Politics isn’t the only thing that makes strange bedfellows. For the sake of her vampire cop brother, Nora O’Donnell has agreed to carry out two assignments from the very same vampire who “turned” her brother. In doing so, she finds out just how strange bedfellows can be. For the strangeness creeps even into her own bedroom . . . in chapter 29 of Martha’s Children.
What we’re reading by Nora are actually extracts from her diary of those days in 1969. (How it is we happen to have them will eventually be explained. Well, mostly.) Nora takes for granted certain things which may not be familiar to readers today. In this chapter, she mentions that she was a candy striper. For those of you who don’t know, candy stripers were young girls, typically in high school, who did volunteer work at hospitals. They wore red-and-white striped jumpers, hence the name. I didn’t know this until I just looked it up, but the uniform and name comes from an East Orange, New Jersey high school project with the local hospital in 1944.
Candy stripers helped keep hospitals going. We owe them thanks for their volunteer service. That said, it’s a pity the program relied so much on a gender stereotype. This was what young girls were supposed to do: human service work for no pay. That was going to be the rest of their lives, after all, being wives, mothers, and volunteer workers for noble causes.

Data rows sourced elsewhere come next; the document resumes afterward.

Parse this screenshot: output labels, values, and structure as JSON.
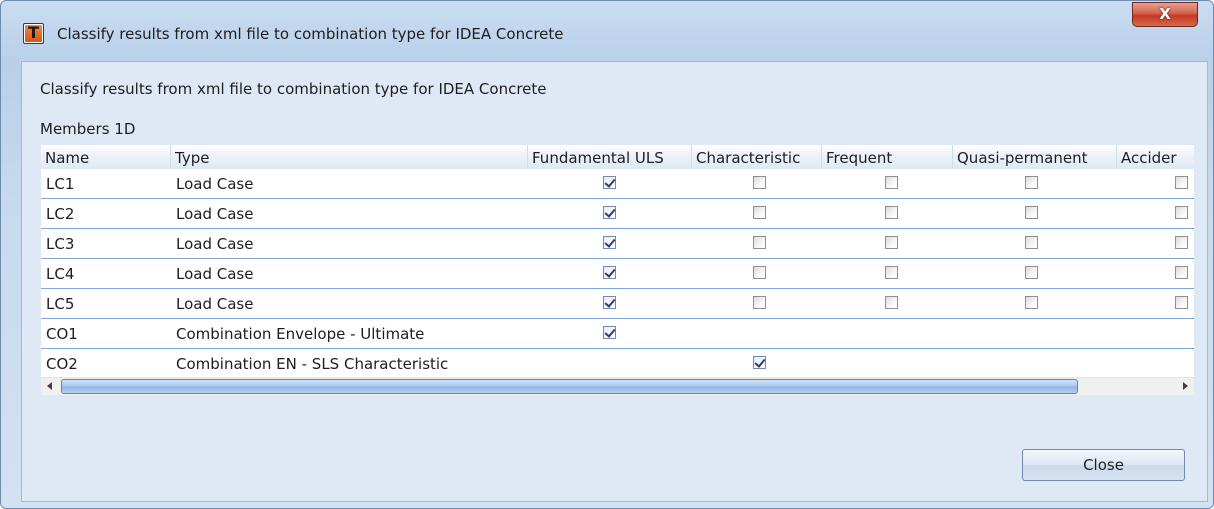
{
  "window": {
    "title": "Classify results from xml file to combination type for IDEA Concrete",
    "close_glyph": "X",
    "app_icon_glyph": "T"
  },
  "dialog": {
    "heading": "Classify results from xml file to combination type for IDEA Concrete",
    "section_label": "Members 1D",
    "close_button": "Close"
  },
  "table": {
    "columns": [
      "Name",
      "Type",
      "Fundamental ULS",
      "Characteristic",
      "Frequent",
      "Quasi-permanent",
      "Accider"
    ],
    "rows": [
      {
        "name": "LC1",
        "type": "Load Case",
        "checks": [
          true,
          false,
          false,
          false,
          false
        ]
      },
      {
        "name": "LC2",
        "type": "Load Case",
        "checks": [
          true,
          false,
          false,
          false,
          false
        ]
      },
      {
        "name": "LC3",
        "type": "Load Case",
        "checks": [
          true,
          false,
          false,
          false,
          false
        ]
      },
      {
        "name": "LC4",
        "type": "Load Case",
        "checks": [
          true,
          false,
          false,
          false,
          false
        ]
      },
      {
        "name": "LC5",
        "type": "Load Case",
        "checks": [
          true,
          false,
          false,
          false,
          false
        ]
      },
      {
        "name": "CO1",
        "type": "Combination Envelope - Ultimate",
        "checks": [
          true,
          null,
          null,
          null,
          null
        ]
      },
      {
        "name": "CO2",
        "type": "Combination EN - SLS Characteristic",
        "checks": [
          null,
          true,
          null,
          null,
          null
        ]
      }
    ]
  },
  "colors": {
    "title_close_red": "#c23a22",
    "row_separator": "#7fa7db",
    "scroll_thumb": "#a6c6ec"
  }
}
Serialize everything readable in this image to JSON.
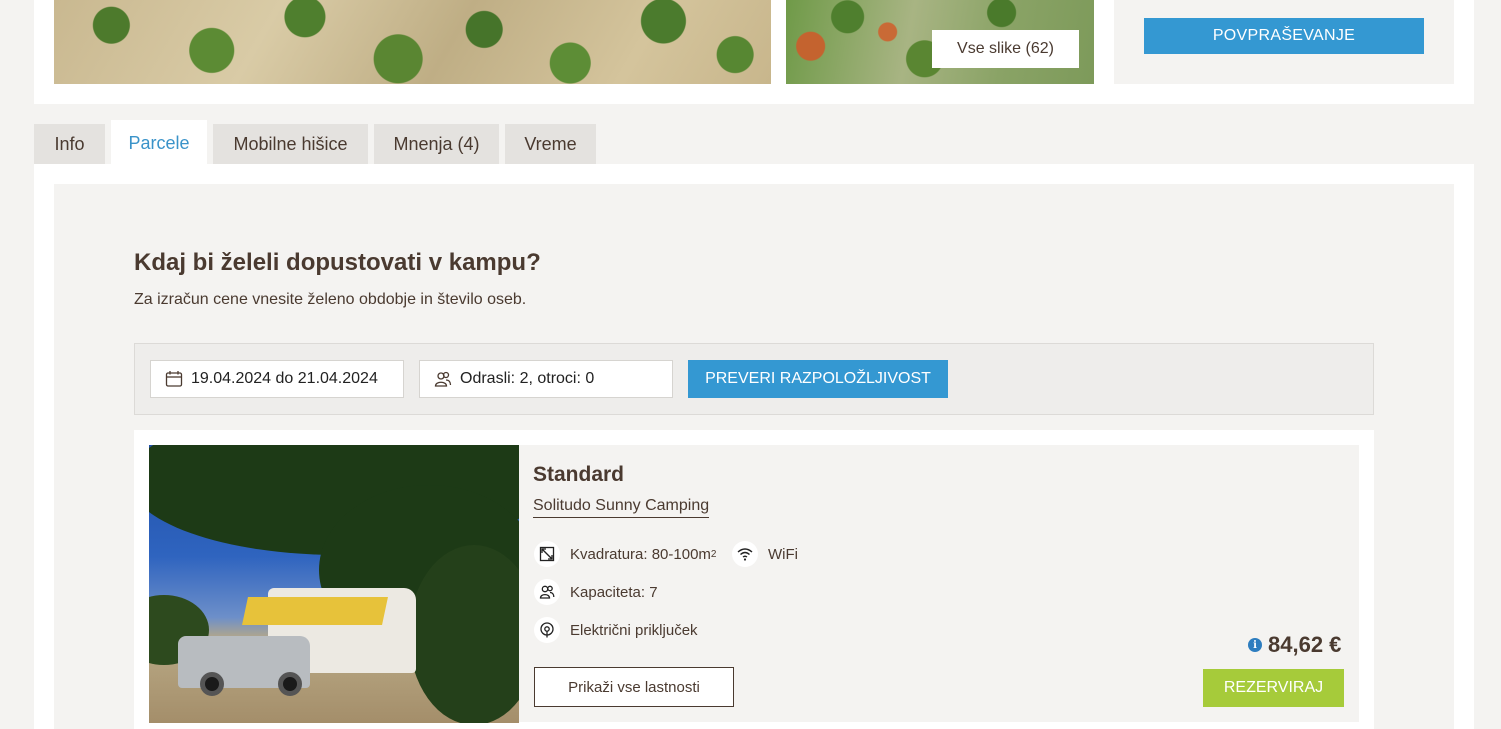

It appears that as gender stereotypes changed, candy striper programs went into decline. In many quarters they have abandoned the jumper, and have become simply “hospital volunteers.” Thanks to the old stereotypes, the term “candy striper” has become one of ridicule in some quarters, satire in others, and a subject for sexual humor as well. In fact, when I went looking for an image of a candy striper, it was a lot harder to find authentic images of working candy stripers than it was to find pictures of women dressed in sexually suggestive modifications of the original outfit.